- Employee Information: This includes your name, address, and social security number.
- Employer Information: Your employer’s name, address, and other contact details.
- Gross Earnings: The total amount you earned before any deductions.
- Net Earnings: The amount you receive after all deductions.
- Pay Period: The dates during which you earned your wages.
- Hours Worked: The number of hours worked during the pay period (for hourly employees).
- Pay Rate: Your hourly, salary, or commission rate.
- Mandatory Deductions: These include taxes (federal and state), Social Security, and Medicare.
- Voluntary Deductions: Deductions you’ve chosen, such as retirement contributions, health insurance premiums, and charitable donations.
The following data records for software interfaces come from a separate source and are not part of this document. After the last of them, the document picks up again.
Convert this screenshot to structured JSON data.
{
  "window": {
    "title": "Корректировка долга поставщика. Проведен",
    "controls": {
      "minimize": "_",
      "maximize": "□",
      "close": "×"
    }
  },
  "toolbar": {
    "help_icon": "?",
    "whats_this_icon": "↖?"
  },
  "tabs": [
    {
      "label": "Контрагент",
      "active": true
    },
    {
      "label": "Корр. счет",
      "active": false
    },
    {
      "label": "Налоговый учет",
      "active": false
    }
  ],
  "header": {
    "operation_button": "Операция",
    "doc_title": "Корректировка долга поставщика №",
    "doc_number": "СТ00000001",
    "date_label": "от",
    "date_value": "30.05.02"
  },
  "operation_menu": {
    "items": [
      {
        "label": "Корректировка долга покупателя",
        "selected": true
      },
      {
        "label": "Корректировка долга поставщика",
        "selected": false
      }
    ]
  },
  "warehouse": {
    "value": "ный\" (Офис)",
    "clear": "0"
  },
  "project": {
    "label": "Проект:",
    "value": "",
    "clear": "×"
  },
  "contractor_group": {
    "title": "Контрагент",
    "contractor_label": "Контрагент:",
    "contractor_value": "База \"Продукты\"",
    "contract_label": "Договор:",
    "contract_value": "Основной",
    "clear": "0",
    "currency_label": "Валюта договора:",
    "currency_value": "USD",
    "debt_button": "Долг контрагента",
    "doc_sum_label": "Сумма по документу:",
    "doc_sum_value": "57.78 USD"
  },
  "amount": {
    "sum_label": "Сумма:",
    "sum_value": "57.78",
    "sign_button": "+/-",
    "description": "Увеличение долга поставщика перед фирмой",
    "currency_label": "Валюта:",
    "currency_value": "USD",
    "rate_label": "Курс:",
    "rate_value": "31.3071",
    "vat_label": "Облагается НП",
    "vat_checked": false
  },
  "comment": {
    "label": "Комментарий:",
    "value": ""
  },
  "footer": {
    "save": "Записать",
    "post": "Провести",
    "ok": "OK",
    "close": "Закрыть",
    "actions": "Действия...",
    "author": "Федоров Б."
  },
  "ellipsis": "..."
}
- Federal Income Tax: The amount withheld for federal income taxes.
- State Income Tax: The amount withheld for state income taxes (if applicable).
- Social Security Tax: Your contribution to the Social Security program.
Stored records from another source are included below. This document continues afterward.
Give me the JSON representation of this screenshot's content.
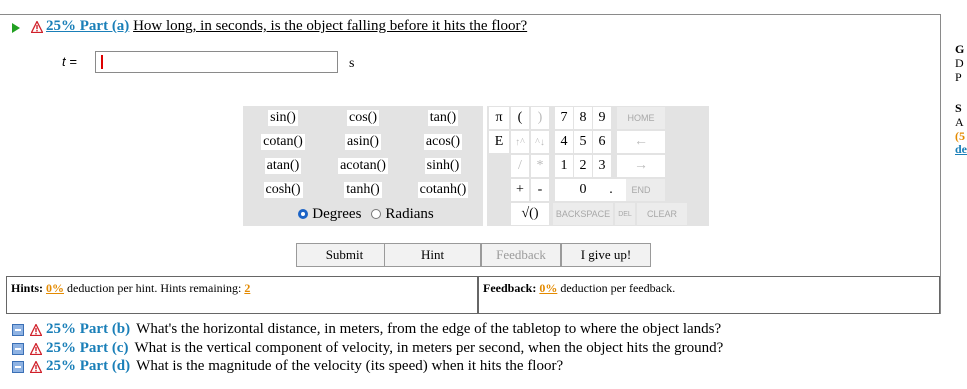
{
  "part_a": {
    "percent": "25% Part (a)",
    "question": "How long, in seconds, is the object falling before it hits the floor?",
    "var_label": "t =",
    "unit": "s",
    "answer_value": ""
  },
  "calculator": {
    "functions": [
      [
        "sin()",
        "cos()",
        "tan()"
      ],
      [
        "cotan()",
        "asin()",
        "acos()"
      ],
      [
        "atan()",
        "acotan()",
        "sinh()"
      ],
      [
        "cosh()",
        "tanh()",
        "cotanh()"
      ]
    ],
    "degrees": "Degrees",
    "radians": "Radians",
    "angle_mode": "Degrees",
    "keys": {
      "pi": "π",
      "lparen": "(",
      "rparen": ")",
      "e": "E",
      "up": "↑^",
      "down": "^↓",
      "div": "/",
      "mul": "*",
      "plus": "+",
      "minus": "-",
      "sqrt": "√()",
      "d7": "7",
      "d8": "8",
      "d9": "9",
      "d4": "4",
      "d5": "5",
      "d6": "6",
      "d1": "1",
      "d2": "2",
      "d3": "3",
      "d0": "0",
      "dot": ".",
      "home": "HOME",
      "back_arrow": "←",
      "fwd_arrow": "→",
      "end": "END",
      "backspace": "BACKSPACE",
      "del": "DEL",
      "clear": "CLEAR"
    }
  },
  "buttons": {
    "submit": "Submit",
    "hint": "Hint",
    "feedback": "Feedback",
    "give_up": "I give up!"
  },
  "hints": {
    "label": "Hints:",
    "percent": "0%",
    "text": "deduction per hint. Hints remaining:",
    "remaining": "2"
  },
  "feedback": {
    "label": "Feedback:",
    "percent": "0%",
    "text": "deduction per feedback."
  },
  "other_parts": [
    {
      "percent": "25% Part (b)",
      "question": "What's the horizontal distance, in meters, from the edge of the tabletop to where the object lands?"
    },
    {
      "percent": "25% Part (c)",
      "question": "What is the vertical component of velocity, in meters per second, when the object hits the ground?"
    },
    {
      "percent": "25% Part (d)",
      "question": "What is the magnitude of the velocity (its speed) when it hits the floor?"
    }
  ],
  "sidebar": {
    "line1": "G",
    "line2": "D",
    "line3": "P",
    "line4": "S",
    "line5": "A",
    "line6": "(5",
    "line7": "de"
  },
  "colors": {
    "accent_blue": "#1a7fb8",
    "orange": "#e48a00",
    "warning_red": "#d0202a",
    "play_green": "#22a022",
    "radio_blue": "#1b63c6"
  }
}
- Medicare Tax: Your contribution to the Medicare program.
- Net Pay: The final amount you receive after all deductions, often referred to as “take-home pay.”
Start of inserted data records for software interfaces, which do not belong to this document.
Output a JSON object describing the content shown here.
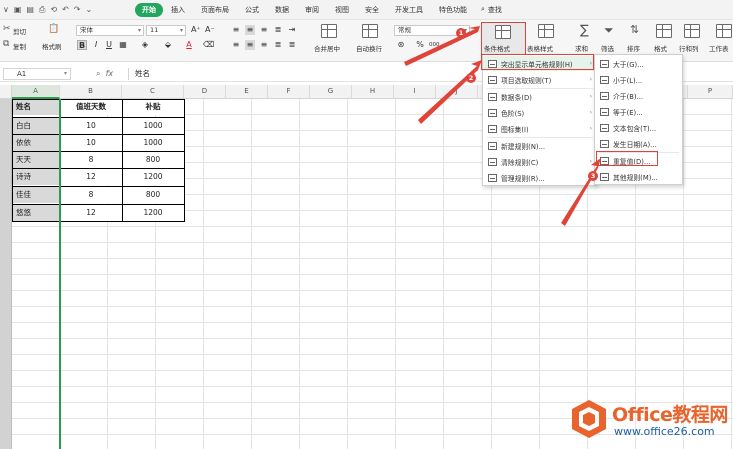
{
  "menubar": {
    "quick_access": [
      "∨",
      "▣",
      "▤",
      "⎙",
      "⟲",
      "↶",
      "↷",
      "⌄"
    ],
    "tabs": [
      "开始",
      "插入",
      "页面布局",
      "公式",
      "数据",
      "审阅",
      "视图",
      "安全",
      "开发工具",
      "特色功能"
    ],
    "active_tab": "开始",
    "search_label": "查找"
  },
  "ribbon": {
    "cut": "剪切",
    "copy": "复制",
    "format_painter": "格式刷",
    "paste": "粘贴",
    "font_name": "宋体",
    "font_size": "11",
    "bold": "B",
    "italic": "I",
    "underline": "U",
    "font_color_letter": "A",
    "grow_font": "A⁺",
    "shrink_font": "A⁻",
    "merge_center": "合并居中",
    "wrap_text": "自动换行",
    "number_format": "常规",
    "percent": "%",
    "thousands": "000",
    "decimals": "⁺⁰",
    "conditional_format": "条件格式",
    "table_style": "表格样式",
    "sum": "求和",
    "filter": "筛选",
    "sort": "排序",
    "format": "格式",
    "rows_cols": "行和列",
    "worksheet": "工作表",
    "accent_color": "#23a65f"
  },
  "formula_bar": {
    "cell_ref": "A1",
    "fx_label": "fx",
    "zoom_icon": "magnifier-icon",
    "content": "姓名"
  },
  "sheet": {
    "columns": [
      "A",
      "B",
      "C",
      "D",
      "E",
      "F",
      "G",
      "H",
      "I",
      "J",
      "K",
      "L",
      "M",
      "N",
      "O",
      "P"
    ],
    "selected_column": "A",
    "table_header": [
      "姓名",
      "值班天数",
      "补贴"
    ],
    "rows": [
      [
        "白白",
        "10",
        "1000"
      ],
      [
        "依依",
        "10",
        "1000"
      ],
      [
        "天天",
        "8",
        "800"
      ],
      [
        "诗诗",
        "12",
        "1200"
      ],
      [
        "佳佳",
        "8",
        "800"
      ],
      [
        "悠悠",
        "12",
        "1200"
      ]
    ]
  },
  "cf_menu": {
    "items": [
      {
        "label": "突出显示单元格规则(H)",
        "icon": "highlight-rules-icon",
        "submenu": true
      },
      {
        "label": "项目选取规则(T)",
        "icon": "top-bottom-rules-icon",
        "submenu": true
      },
      {
        "label": "数据条(D)",
        "icon": "data-bars-icon",
        "submenu": true
      },
      {
        "label": "色阶(S)",
        "icon": "color-scales-icon",
        "submenu": true
      },
      {
        "label": "图标集(I)",
        "icon": "icon-sets-icon",
        "submenu": true
      },
      {
        "label": "新建规则(N)...",
        "icon": "new-rule-icon",
        "submenu": false
      },
      {
        "label": "清除规则(C)",
        "icon": "clear-rules-icon",
        "submenu": true
      },
      {
        "label": "管理规则(R)...",
        "icon": "manage-rules-icon",
        "submenu": false
      }
    ]
  },
  "highlight_submenu": {
    "items": [
      {
        "label": "大于(G)...",
        "icon": "greater-than-icon"
      },
      {
        "label": "小于(L)...",
        "icon": "less-than-icon"
      },
      {
        "label": "介于(B)...",
        "icon": "between-icon"
      },
      {
        "label": "等于(E)...",
        "icon": "equal-to-icon"
      },
      {
        "label": "文本包含(T)...",
        "icon": "text-contains-icon"
      },
      {
        "label": "发生日期(A)...",
        "icon": "date-occurring-icon"
      },
      {
        "label": "重复值(D)...",
        "icon": "duplicate-values-icon"
      },
      {
        "label": "其他规则(M)...",
        "icon": "more-rules-icon"
      }
    ]
  },
  "annotations": {
    "step1": "1",
    "step2": "2",
    "step3": "3",
    "color": "#e0433a"
  },
  "watermark": {
    "title": "Office教程网",
    "url": "www.office26.com",
    "title_color": "#e8642c",
    "url_color": "#1e5fa5"
  }
}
Using Paycheck Stubs as a Financial Tool
Now that you understand the elements of a paycheck stub let’s explore how you can leverage this financial snapshot to your advantage:
Paycheck stubs are invaluable tools for budgeting. By analyzing your earnings and deductions, you can create a detailed budget that helps you manage your expenses and savings goals effectively. You’ll know exactly how much money you have available for various categories like housing, food, transportation, and entertainment.
As tax season approaches, your paycheck stubs become invaluable for tax planning. They provide insights into your tax withholdings, allowing you to estimate your tax liability or potential refund accurately. If you’re self-employed or have multiple sources of income, paycheck stubs help you stay organized and ensure you set aside enough for taxes.
If your employer offers retirement benefits like a 401(k) or 403(b), your paycheck stubs show your contributions and employer matches. Monitoring these contributions can help you track your progress toward retirement goals and make necessary adjustments.
Paycheck stubs enable you to assess your financial capacity for debt repayment. By understanding your net income and existing financial obligations, you can make informed decisions about managing and paying off debts, such as credit card balances, student loans, or mortgages.
Digital Paycheck Stubs: The Future of Financial Transparency
In the digital age, many employers are transitioning to digital paycheck stubs. These electronic versions offer numerous advantages:
- Convenience: Access your paycheck stubs anytime, anywhere, without worrying about losing paper copies.
- Environmental Impact: Digital pay stubs reduce paper waste, contributing to a more sustainable environment.
- Security: Enhanced security measures protect your financial information from physical theft or loss.
- Instant Access: Receive your pay stubs as soon as your pay is deposited, eliminating delays associated with physical delivery.
Frequently Asked Questions about Paycheck Stubs
Q1: Can I access my paycheck stubs online?
Yes, many employers offer online portals where employees can access digital paycheck stubs. Check with your HR department or employer for access details.
Q2: What should I do if I notice an error on my paycheck stub?
If you spot an error, such as incorrect deductions or missing hours, contact your HR or payroll department immediately to rectify the issue.
Q3: How long should I keep my paycheck stubs?
It’s advisable to keep paycheck stubs for at least a year for tax and record-keeping purposes. However, keep them longer for important financial transactions.
Q4: Are paycheck stubs the same as paychecks?
No, paycheck stubs are not paychecks. They are documents that accompany your paycheck, providing a breakdown of your earnings and deductions.
Paycheck stubs are powerful financial tools that offer clarity, control, and transparency in your financial life. By understanding and using them effectively, you can make informed decisions about budgeting, taxes, retirement planning, and debt management. Whether they arrive in paper form or as digital documents, embrace the power of paycheck stubs to take charge of your financial future.